Google was able to shave $3.6 billion from its 2015 tax bill by relying on an elaborate system of loopholes known as the “Double Irish" and “Dutch Sandwich,” according to a report from Bloomberg today. The loopholes — infamous among US corporations — effectively allow companies as large and profitable as Google to shuffle profits through subsidiaries in low-tax countries like the Netherlands and Ireland, and then onward to tax havens like Bermuda and the Cayman Islands. In this case, Google moved $15.5 billion worth of euros to a Bermuda shell company, cutting its tax rate outside the US to 6.9 percent last year, according to regulatory filings in the Netherlands that were obtained by Bloomberg.
The structure of the Double Irish and Dutch Sandwich is complex. It begins with international profits — in this case Google’s advertising revenues outside the US — being siphoned through an Irish subsidiary, where corporate tax rates are historically low. This subsidiary, known as Google Ireland Limited, then sends the money to a Dutch subsidiary in the Netherlands, which also enjoys low corporate tax rates. From there, Google moves the money to a Bermuda-based company called Google Ireland Holdings Unlimited, which was granted the right to license Google intellectual property so that it can claim ownership of the profits. It has no employees. The two Irish subsidiaries and the Dutch intermediary is where the tax loophole derives its nickname.
Google cut its tax rate outside the US to 6.9 percent last year
According to filings Google made with the Dutch Chamber of Commerce this week, the company has moved 40 percent more of its profits in 2015 using this system than it did in the year prior. In total, it’s estimated Google has sheltered as much as $58.3 billion from US taxation, Bloomberg notes, citing parent company Alphabet’s SEC filings. And despite the Irish government having closed the Double Irish loophole last year, companies still currently employing it to shelter overseas profits have until 2020 to stop. “Google complies with the tax laws in every country where we operate,” the company told Bloomberg in a statement
These kinds of loopholes have attracted increasing scrutiny of late as Apple gears up for a prolonged battle with the European Union over its use of similar practices in Ireland. The iPhone maker owes Ireland $13.6 billion after an August ruling by the European Commission, the EU’s antitrust enforcer, determined Apple had been underpaying taxes in the country for the last 13 years. Ireland, however, doesn’t want to collect it, out of fear it may dissuade Apple and other big tech companies from investing in the country in part due to its low tax rate. Apple, on the other hand, is trying to frame its fight against the EU has a matter of principle, seeing itself as a singled out victim that regulators would like to make an example of. Apple CEO Tim Cook even called the EU’s action “total political crap.”
Notably, many Silicon Valley leaders, Cook included, met with President-elect Donald Trump earlier this month to discuss, among other topics, reductions in the US corporate tax rate.

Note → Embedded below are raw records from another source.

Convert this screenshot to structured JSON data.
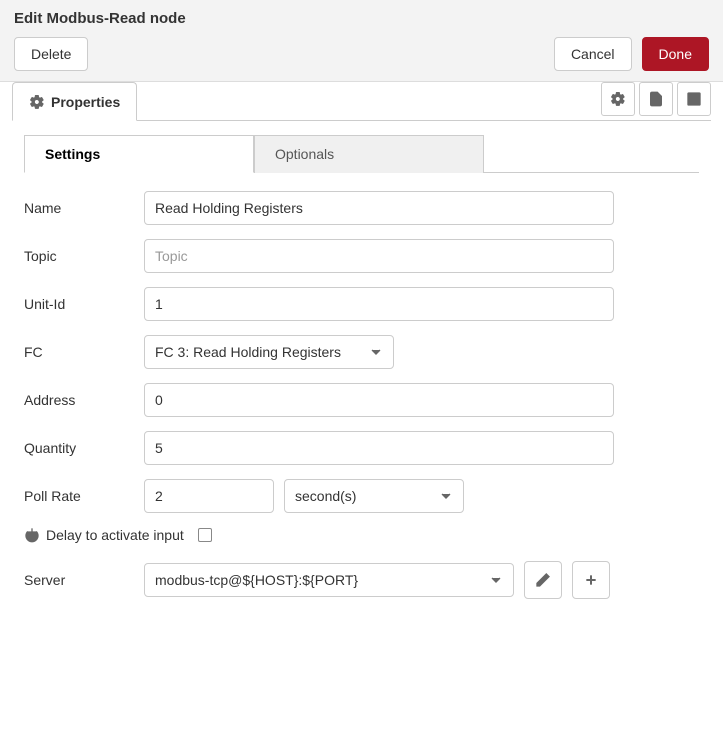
{
  "header": {
    "title": "Edit Modbus-Read node",
    "delete_label": "Delete",
    "cancel_label": "Cancel",
    "done_label": "Done"
  },
  "main_tab": {
    "properties_label": "Properties"
  },
  "sub_tabs": {
    "settings": "Settings",
    "optionals": "Optionals"
  },
  "form": {
    "name": {
      "label": "Name",
      "value": "Read Holding Registers"
    },
    "topic": {
      "label": "Topic",
      "placeholder": "Topic",
      "value": ""
    },
    "unit_id": {
      "label": "Unit-Id",
      "value": "1"
    },
    "fc": {
      "label": "FC",
      "selected": "FC 3: Read Holding Registers"
    },
    "address": {
      "label": "Address",
      "value": "0"
    },
    "quantity": {
      "label": "Quantity",
      "value": "5"
    },
    "poll_rate": {
      "label": "Poll Rate",
      "value": "2",
      "unit": "second(s)"
    },
    "delay": {
      "label": "Delay to activate input",
      "checked": false
    },
    "server": {
      "label": "Server",
      "selected": "modbus-tcp@${HOST}:${PORT}"
    }
  }
}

Trump has often said that he would make it easier for American corporations like Apple and Google to more easily repatriate earnings, so as to reinvest those earnings into US manufacturing jobs. It’s unclear exactly how that will work, and if Silicon Valley will play along or choose instead to continue fighting its regulatory battles overseas to keep profits from being taxed outside single-digit rates.
- Source: Bloomberg